Volunteers' Week and Simon the ship's cat

From 1-7 June 2013 it is Volunteers’ Week, the annual celebration of the contribution that volunteers make across the UK.

At TimeBank this poses an unique challenge – not only does TimeBank work with volunteers, all our staff get an additional five days volunteering leave to pursue their own volunteering interests. So when Volunteers’ Week comes around it can be a bit of a busman’s holiday.

Our day jobs mean that we spend a lot of time recruiting and supporting volunteers delivering  our mentoring programmes. When the Birmingham TimeBank team were planning what we wanted to do, we decided we wanted to look for an activity away from this –volunteering as a team on a one-off opportunity, working on an environmental project. 

One-off opportunities bring their own challenges – something we know only too well, having spent the past 10 years connecting businesses and communities, designing and running skills-based volunteering opportunities that match companies with local community-based partners. Local community organisations need plenty of notice, expert guidance and support if they are to identify meaningful team volunteering opportunities. Even the large national volunteer-involving organisations need plenty of notice if you want to be involved. 

How to find a local community project, that would accommodate four people at short notice, and where a one-off volunteering contribution would make a significant difference? We considered the usual routes – the online volunteering opportunities website do-it, our local Volunteer Centreand the Volunteers’ Week website – all have fantastic opportunities. However, in the end it was talking about some of the great local volunteer-involving projects we had visited with partners, friends and families that led us to the National Memorial Arboretum.

The National Memorial Arboretum covers 150 acres in Staffordshire and provides a living memorial to all of those in the armed and civil services who have made personal sacrifices while serving their country. Importantly, the focus is not just military. The work of the police, ambulance and civil services are all commemorated, as are those who worked for charities. 

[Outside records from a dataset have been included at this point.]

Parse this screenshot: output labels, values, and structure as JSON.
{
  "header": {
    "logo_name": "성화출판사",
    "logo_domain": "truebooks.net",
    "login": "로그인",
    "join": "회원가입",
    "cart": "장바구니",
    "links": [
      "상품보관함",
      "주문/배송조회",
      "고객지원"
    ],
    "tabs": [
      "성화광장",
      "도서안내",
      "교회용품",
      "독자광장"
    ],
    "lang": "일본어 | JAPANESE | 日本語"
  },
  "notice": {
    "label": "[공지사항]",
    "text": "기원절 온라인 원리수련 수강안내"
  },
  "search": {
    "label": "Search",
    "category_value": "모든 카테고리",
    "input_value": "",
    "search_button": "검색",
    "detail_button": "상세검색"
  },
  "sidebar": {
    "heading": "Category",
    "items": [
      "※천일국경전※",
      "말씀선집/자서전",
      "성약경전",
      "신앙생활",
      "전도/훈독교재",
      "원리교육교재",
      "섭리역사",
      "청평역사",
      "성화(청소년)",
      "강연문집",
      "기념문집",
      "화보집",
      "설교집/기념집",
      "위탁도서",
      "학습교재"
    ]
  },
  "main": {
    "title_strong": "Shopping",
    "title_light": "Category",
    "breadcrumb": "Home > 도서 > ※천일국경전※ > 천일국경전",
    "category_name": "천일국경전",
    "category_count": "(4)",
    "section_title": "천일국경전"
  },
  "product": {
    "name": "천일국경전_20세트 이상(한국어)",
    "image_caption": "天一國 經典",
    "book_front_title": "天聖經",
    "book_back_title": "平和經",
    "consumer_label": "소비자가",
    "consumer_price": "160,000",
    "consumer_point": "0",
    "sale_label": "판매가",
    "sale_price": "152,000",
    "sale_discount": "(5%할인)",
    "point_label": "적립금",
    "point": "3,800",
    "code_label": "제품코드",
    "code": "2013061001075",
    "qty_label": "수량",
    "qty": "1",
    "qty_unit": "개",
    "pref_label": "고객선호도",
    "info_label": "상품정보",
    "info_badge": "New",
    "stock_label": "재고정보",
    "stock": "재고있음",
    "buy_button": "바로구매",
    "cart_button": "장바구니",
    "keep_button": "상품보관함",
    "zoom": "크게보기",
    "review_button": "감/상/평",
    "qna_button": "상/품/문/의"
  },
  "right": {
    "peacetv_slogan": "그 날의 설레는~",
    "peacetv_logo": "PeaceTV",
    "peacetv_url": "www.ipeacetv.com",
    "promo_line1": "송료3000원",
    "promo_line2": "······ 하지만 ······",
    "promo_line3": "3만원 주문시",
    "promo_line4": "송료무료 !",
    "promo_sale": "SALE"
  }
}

Particularly moving is the Shot at Dawn Memorial which commemorates the British and Commonwealth soldiers shot for desertion or cowardice. It is now accepted that the real cause for their reaction was Post Traumatic Distress Syndrome – this resonates strongly with TimeBank’s Shoulder to Shoulder programme where we support ex-service personnel suffering PTSD as a result of recent conflicts. 

What will we be doing? – we will be spending the day weeding, pruning and mulching. Each member of the team will also bring food along for a potluck picnic, so it will be a day of volunteering, team-building and good food in the glorious sunshine. Hopefully l will also have time to find the memorial shrub dedicated to Simon, a ship’s cat who “served” on the Royal Navy ship HMS Amethyst during the Chinese Civil War, survived injuries from cannon shells and killed off a rat infestation during his service, and to date is the only cat to be awarded the Dickin Medal, and have his obituary in the Times.